■ Records shown ■

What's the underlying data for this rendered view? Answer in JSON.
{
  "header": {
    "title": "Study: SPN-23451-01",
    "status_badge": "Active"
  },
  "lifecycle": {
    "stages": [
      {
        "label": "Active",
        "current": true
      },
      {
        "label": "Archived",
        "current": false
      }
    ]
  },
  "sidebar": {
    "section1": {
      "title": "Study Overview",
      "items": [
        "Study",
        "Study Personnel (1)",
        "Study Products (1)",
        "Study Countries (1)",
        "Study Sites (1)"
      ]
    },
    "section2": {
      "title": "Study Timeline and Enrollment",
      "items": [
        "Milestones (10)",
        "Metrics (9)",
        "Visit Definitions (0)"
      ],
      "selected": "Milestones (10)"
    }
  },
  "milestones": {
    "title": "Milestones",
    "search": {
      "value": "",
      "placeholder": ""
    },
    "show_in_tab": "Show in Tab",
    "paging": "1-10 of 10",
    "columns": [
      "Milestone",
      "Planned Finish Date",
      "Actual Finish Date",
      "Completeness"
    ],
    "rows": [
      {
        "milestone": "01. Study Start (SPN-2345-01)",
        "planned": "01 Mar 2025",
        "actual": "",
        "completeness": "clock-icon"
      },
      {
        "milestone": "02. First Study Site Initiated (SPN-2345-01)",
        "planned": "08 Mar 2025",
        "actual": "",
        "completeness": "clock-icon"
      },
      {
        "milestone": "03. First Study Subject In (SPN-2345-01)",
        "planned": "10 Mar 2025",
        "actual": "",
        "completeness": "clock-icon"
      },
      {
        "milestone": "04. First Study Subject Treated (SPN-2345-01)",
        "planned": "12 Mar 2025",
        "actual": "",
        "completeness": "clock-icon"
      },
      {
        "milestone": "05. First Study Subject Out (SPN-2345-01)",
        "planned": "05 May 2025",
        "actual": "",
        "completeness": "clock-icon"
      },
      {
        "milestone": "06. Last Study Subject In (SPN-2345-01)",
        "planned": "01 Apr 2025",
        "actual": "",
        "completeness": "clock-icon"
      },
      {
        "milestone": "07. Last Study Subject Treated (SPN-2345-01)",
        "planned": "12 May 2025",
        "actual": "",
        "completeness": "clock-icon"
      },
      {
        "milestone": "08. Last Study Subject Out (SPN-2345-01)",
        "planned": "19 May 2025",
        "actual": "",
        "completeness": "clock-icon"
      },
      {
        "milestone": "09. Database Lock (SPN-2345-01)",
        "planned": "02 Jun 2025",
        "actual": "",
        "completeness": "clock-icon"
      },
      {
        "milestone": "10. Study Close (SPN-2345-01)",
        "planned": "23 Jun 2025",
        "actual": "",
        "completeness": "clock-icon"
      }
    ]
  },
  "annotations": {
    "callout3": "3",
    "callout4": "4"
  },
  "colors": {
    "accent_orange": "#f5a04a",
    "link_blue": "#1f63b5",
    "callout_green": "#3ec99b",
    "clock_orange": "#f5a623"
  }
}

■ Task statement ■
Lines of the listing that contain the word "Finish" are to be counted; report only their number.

■ Result ■
2